DATA FOR ANALYSIS
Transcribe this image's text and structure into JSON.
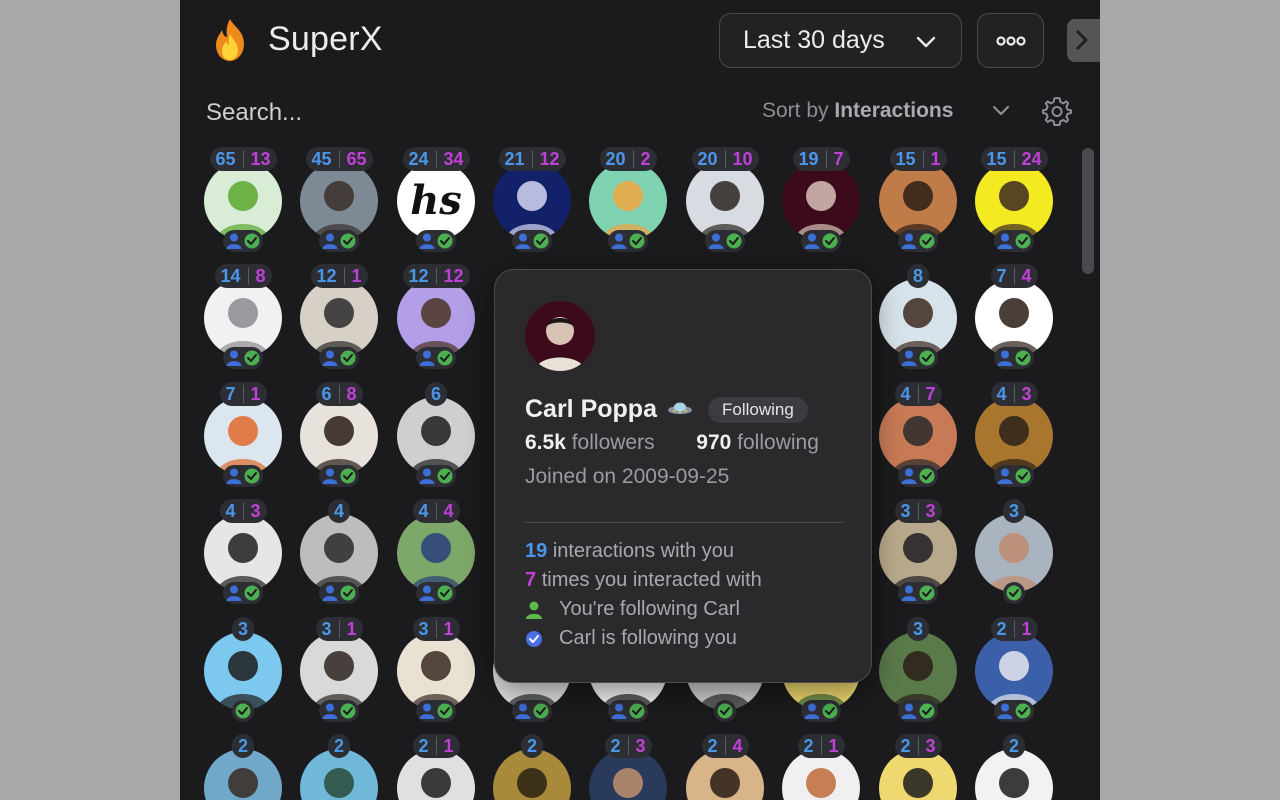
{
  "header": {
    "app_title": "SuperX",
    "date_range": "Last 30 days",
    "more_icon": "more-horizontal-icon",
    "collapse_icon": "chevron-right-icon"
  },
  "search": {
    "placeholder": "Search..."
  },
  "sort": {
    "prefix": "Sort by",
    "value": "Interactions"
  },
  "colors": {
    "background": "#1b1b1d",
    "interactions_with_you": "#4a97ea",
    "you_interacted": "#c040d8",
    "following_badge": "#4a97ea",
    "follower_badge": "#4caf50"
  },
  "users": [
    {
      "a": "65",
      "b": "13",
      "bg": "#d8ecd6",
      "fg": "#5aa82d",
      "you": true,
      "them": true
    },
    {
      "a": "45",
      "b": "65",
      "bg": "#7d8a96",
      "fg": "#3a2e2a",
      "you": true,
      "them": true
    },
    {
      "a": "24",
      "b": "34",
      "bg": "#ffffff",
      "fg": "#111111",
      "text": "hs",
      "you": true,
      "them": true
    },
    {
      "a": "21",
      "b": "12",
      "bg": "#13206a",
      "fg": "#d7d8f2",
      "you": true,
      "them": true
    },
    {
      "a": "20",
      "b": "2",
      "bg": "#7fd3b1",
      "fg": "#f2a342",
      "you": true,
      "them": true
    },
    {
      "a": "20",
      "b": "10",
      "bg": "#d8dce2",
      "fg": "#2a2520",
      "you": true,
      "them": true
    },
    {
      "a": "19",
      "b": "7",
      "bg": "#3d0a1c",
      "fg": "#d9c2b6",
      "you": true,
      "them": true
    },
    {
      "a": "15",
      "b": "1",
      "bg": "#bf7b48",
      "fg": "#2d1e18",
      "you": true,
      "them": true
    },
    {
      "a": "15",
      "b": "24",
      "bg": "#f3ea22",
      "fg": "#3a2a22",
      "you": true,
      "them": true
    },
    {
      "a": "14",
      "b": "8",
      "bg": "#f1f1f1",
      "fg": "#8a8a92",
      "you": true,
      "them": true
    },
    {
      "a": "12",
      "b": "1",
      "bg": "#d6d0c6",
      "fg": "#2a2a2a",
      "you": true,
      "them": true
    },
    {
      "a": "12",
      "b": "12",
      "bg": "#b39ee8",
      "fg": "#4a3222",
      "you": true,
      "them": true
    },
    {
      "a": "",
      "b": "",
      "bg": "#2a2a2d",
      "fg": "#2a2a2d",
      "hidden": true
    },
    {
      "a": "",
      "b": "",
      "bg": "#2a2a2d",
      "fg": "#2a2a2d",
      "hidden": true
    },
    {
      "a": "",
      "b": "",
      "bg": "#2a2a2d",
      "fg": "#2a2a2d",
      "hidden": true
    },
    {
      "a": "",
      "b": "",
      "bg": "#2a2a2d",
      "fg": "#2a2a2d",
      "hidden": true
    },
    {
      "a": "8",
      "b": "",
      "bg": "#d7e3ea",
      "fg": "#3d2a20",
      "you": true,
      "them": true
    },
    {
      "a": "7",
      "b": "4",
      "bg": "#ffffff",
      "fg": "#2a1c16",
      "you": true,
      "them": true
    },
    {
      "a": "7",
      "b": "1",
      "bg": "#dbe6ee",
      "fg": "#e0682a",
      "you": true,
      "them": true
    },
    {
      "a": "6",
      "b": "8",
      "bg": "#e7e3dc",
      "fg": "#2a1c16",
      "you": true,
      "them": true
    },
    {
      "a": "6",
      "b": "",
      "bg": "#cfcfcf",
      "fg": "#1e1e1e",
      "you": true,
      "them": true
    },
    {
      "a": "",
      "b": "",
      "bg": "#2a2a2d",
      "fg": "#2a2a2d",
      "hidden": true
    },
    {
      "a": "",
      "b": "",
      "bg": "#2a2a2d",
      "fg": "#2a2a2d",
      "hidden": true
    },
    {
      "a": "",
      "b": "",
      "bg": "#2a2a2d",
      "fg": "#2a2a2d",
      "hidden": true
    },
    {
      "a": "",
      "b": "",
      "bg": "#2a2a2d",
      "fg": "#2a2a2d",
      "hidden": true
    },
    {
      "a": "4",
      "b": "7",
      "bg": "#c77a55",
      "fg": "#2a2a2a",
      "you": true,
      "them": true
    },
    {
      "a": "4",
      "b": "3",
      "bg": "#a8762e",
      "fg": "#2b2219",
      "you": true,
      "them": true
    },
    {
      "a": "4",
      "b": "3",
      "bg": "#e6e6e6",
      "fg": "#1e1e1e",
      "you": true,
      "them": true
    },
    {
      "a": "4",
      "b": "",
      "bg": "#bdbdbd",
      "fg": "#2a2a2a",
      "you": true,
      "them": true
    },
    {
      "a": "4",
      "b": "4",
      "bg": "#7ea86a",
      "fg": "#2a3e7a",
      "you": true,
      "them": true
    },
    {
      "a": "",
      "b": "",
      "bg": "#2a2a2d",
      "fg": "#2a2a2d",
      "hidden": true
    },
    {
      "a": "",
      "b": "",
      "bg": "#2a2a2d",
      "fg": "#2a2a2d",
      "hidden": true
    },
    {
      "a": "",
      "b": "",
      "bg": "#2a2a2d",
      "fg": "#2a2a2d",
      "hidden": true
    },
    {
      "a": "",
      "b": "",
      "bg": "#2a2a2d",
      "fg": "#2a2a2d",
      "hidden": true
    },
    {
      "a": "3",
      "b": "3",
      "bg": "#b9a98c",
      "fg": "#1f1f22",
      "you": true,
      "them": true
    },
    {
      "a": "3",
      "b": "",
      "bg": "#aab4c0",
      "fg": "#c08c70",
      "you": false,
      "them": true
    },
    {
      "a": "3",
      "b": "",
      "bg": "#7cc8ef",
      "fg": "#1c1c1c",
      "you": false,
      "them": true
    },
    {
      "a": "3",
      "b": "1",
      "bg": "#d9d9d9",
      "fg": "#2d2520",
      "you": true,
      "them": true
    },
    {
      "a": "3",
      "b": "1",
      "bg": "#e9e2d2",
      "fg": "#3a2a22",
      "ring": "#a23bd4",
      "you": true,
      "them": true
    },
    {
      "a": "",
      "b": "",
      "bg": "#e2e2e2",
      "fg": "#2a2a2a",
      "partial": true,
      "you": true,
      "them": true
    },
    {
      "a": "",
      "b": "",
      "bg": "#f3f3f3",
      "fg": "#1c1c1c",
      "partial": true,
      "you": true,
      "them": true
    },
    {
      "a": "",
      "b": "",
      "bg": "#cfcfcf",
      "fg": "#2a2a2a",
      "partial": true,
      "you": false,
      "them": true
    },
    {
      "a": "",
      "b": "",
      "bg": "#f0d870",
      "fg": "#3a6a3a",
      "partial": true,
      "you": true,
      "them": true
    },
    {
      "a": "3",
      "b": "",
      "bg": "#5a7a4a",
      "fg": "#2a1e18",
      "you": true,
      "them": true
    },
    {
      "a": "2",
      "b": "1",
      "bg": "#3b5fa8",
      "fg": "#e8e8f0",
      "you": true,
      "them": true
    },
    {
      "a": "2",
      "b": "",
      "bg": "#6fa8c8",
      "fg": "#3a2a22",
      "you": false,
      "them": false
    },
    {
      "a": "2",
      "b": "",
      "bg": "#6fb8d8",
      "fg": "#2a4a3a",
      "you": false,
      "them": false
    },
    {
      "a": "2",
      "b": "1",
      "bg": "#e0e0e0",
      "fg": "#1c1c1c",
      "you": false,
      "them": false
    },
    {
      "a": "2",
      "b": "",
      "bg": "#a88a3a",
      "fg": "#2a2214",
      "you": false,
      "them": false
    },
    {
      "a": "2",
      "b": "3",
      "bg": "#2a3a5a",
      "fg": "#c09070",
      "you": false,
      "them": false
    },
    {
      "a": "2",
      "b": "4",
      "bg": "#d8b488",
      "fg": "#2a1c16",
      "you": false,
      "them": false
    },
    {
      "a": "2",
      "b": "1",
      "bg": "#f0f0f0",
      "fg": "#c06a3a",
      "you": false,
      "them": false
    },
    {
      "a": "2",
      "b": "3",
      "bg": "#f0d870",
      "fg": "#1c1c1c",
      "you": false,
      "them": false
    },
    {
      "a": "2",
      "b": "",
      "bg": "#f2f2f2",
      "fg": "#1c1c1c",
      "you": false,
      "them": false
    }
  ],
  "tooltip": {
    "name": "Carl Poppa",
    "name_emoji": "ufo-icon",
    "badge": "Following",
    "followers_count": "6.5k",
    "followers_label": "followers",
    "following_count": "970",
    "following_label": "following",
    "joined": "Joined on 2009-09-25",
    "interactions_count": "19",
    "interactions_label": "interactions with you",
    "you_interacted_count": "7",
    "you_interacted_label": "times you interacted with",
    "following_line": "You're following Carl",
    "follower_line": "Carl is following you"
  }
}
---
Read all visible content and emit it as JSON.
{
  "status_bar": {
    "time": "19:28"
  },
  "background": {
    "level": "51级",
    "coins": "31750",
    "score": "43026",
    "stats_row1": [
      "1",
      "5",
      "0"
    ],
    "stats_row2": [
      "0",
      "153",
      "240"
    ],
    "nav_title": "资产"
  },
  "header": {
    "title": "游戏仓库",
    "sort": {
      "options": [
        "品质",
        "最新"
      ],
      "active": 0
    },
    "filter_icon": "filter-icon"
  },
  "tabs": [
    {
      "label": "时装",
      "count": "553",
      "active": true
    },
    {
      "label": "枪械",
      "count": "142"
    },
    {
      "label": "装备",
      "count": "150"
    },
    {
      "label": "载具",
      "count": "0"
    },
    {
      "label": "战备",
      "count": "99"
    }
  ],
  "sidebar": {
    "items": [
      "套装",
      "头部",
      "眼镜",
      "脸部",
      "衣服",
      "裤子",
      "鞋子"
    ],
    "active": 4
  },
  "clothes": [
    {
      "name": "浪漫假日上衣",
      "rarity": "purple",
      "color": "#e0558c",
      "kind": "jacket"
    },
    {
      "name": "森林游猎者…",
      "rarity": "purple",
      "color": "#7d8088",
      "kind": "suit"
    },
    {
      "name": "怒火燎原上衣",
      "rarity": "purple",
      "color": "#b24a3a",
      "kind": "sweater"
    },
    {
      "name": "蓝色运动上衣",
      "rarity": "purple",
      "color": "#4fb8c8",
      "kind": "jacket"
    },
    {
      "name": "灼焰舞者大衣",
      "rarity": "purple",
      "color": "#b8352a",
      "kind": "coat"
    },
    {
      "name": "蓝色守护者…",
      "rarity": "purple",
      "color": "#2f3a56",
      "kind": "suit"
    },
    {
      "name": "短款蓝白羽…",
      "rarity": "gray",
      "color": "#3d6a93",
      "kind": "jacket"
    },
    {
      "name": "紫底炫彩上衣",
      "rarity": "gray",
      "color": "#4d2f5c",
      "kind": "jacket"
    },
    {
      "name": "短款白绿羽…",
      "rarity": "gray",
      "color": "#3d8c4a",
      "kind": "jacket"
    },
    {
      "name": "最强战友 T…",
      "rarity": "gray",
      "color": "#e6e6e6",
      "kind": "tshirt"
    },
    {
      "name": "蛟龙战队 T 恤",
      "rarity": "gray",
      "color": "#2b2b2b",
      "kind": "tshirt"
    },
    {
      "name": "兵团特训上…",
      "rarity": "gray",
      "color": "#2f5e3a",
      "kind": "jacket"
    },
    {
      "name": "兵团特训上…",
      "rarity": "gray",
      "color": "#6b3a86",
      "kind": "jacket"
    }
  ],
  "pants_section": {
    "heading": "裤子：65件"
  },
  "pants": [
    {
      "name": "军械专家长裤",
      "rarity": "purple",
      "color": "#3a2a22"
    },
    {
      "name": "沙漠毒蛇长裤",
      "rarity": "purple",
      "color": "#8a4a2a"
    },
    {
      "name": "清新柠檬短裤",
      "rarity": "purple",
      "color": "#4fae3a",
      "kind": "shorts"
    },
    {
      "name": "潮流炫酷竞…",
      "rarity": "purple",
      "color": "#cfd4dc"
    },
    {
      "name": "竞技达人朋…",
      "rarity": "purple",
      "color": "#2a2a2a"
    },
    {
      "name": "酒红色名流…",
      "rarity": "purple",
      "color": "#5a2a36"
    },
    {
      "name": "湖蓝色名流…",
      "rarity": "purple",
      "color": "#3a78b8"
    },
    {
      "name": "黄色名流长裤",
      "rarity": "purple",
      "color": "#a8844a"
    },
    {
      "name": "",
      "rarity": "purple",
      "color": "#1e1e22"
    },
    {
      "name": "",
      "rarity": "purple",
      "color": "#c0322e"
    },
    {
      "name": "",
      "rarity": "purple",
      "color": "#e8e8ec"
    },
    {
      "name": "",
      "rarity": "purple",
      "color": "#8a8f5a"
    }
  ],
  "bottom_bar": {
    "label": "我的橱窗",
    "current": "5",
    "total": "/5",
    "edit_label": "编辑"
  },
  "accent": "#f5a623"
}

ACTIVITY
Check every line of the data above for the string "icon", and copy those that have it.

REPLY
    "more_icon": "more-horizontal-icon",
    "collapse_icon": "chevron-right-icon"
    "name_emoji": "ufo-icon",
    "filter_icon": "filter-icon"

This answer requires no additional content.